At the very least, Harmony Korine has finally made a tolerable film. I’m normally repulsed by his work, not on a shock value level, but on a terrible nonsense level. I still rank Gummo as one of the worst movies I’ve ever seen. It’s so bad it’s bad. That movie is unwatchable layer after unwatchable layer of crap. Even his best effort before this one, Kids, is still a terrible film because of the dialogue and the characters. That one had more of a message than Spring Breakers, but much less of a sense of humor, which Korine really needs to make his films tolerable. I think if you offered to pay me $100 to watch Trash Humpers, I’d probably refuse. I’m going to leave that one in the never-plan-on-watching list. A bunch of assholes in old people makeup riding bicycles around a trailer park having sex with bags of garbage… EHHH, I THINK I’LL PASS.

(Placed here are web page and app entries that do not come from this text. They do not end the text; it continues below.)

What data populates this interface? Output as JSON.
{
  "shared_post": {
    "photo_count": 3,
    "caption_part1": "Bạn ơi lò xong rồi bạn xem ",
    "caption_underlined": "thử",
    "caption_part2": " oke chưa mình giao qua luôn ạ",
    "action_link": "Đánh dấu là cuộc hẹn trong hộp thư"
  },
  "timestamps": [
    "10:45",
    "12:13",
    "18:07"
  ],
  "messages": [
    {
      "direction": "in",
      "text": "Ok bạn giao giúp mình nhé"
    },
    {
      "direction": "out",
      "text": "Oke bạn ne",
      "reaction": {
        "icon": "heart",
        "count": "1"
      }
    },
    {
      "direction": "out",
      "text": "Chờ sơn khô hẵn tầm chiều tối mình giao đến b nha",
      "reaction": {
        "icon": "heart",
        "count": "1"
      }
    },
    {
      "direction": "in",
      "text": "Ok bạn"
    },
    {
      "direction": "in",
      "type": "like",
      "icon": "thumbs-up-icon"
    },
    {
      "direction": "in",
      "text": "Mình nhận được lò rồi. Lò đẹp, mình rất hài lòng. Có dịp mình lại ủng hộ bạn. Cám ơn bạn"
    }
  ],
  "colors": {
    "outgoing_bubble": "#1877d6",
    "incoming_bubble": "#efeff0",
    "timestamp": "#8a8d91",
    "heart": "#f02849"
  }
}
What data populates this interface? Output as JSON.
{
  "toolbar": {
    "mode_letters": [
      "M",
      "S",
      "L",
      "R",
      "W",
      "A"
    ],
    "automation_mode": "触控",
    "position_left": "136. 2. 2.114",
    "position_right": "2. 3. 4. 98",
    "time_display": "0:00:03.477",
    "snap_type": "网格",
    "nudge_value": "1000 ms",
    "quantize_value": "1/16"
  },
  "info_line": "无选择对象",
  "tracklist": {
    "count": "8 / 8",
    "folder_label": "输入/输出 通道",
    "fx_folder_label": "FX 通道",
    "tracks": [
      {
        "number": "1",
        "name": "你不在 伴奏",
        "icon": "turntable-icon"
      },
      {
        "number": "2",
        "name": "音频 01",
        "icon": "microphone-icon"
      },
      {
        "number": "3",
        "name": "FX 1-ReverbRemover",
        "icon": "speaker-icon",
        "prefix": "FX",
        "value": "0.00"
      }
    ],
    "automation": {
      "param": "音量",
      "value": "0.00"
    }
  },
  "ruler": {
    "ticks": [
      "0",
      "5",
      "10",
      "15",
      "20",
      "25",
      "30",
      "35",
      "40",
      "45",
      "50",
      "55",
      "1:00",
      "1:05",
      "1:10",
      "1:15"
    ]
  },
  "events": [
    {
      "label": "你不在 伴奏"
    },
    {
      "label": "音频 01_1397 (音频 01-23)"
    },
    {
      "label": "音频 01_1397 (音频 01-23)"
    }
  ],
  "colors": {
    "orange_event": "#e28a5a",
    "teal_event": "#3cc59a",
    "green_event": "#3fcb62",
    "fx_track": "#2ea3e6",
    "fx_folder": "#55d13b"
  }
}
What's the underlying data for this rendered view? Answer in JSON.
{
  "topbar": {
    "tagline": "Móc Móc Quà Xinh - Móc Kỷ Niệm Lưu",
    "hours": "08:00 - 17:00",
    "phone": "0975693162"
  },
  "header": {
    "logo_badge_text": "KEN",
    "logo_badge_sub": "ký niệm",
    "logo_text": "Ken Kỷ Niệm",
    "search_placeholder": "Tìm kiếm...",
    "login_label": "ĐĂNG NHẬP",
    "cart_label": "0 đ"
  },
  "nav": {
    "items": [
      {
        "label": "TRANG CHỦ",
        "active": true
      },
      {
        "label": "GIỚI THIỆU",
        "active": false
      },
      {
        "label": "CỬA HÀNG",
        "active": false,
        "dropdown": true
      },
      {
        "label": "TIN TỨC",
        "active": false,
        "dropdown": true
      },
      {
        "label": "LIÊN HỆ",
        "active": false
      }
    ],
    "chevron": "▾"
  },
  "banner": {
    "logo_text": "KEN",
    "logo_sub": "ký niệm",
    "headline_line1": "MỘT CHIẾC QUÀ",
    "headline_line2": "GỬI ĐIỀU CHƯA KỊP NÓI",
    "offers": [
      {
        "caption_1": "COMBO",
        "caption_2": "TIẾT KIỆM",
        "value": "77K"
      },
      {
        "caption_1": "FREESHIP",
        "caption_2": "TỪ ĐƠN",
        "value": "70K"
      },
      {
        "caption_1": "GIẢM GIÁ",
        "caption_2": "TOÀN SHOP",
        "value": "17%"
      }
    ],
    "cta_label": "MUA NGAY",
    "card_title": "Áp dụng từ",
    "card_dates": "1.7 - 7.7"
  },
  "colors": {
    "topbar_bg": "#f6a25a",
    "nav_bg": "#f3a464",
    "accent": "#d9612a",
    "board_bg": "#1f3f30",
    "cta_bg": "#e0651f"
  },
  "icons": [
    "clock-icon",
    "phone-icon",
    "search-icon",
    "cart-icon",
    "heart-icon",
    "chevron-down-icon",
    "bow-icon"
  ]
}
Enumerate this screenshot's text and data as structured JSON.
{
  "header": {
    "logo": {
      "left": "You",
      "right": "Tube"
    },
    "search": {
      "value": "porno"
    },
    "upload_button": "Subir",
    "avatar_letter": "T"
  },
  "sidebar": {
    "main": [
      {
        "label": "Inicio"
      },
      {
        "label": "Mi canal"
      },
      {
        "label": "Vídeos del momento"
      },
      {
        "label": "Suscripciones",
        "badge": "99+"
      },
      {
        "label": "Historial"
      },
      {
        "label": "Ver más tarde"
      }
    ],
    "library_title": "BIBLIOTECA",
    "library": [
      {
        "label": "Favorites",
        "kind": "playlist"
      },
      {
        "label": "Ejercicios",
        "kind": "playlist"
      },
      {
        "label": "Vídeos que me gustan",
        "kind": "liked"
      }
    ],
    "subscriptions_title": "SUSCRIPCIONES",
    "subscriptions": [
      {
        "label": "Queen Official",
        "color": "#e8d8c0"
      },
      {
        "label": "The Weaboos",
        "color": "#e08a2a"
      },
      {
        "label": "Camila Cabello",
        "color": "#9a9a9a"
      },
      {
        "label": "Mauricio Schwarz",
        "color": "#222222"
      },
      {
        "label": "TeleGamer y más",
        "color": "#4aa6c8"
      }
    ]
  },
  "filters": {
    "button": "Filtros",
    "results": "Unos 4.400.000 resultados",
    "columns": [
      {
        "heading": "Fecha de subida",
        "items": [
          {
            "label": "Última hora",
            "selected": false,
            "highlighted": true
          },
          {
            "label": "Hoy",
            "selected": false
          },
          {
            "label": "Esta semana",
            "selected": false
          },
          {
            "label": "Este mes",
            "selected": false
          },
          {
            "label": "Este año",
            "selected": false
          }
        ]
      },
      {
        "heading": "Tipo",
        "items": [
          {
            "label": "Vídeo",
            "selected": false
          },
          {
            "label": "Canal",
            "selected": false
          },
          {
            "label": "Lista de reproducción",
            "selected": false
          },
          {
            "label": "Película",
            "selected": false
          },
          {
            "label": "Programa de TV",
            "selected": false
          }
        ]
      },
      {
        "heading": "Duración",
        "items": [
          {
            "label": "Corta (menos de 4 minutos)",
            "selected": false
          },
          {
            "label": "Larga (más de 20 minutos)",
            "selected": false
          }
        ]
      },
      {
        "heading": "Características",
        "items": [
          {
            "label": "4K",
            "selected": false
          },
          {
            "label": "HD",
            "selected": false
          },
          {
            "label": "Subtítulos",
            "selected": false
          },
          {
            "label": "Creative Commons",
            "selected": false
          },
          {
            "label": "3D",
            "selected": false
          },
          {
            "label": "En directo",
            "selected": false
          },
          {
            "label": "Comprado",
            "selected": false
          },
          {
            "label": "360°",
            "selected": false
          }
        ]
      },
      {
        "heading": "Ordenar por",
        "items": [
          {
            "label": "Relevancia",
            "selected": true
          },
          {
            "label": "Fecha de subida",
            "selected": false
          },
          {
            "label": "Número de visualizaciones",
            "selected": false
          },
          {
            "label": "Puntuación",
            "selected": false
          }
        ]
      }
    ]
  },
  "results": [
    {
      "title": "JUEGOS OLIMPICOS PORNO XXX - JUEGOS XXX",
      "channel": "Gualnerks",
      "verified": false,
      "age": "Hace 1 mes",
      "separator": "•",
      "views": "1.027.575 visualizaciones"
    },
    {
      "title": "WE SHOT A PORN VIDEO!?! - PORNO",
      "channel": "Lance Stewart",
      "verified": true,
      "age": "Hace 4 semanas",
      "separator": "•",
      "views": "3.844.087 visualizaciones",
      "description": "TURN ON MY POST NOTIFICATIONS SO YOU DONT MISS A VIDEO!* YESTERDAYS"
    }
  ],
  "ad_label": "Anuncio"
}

But Spring Breakers is a worthwhile film in terms of entertainment. I think people hoping for a literal adaptation of Girls Gone Wild into a narrative film will be somewhat disappointed. There is a pretty consistent indie film art-house style throughout. The kind of “let’s loop audio bites for no reason” style that usually turns off the very bros that they won over in the opening scene. If I try to think of Spring Breakers as a film with a message, it immediately comes across as a hilarious failure. If I just think of it as a celebration of carnal urges and over-the-top silliness, then it comes across as a respectable foray into the “chicks shooting machine guns” genre. It’s not exactly a victory for women’s lib, but it’s not really trying to be. Or is it…?! That’s why it’s so frustrating!
7 out of 10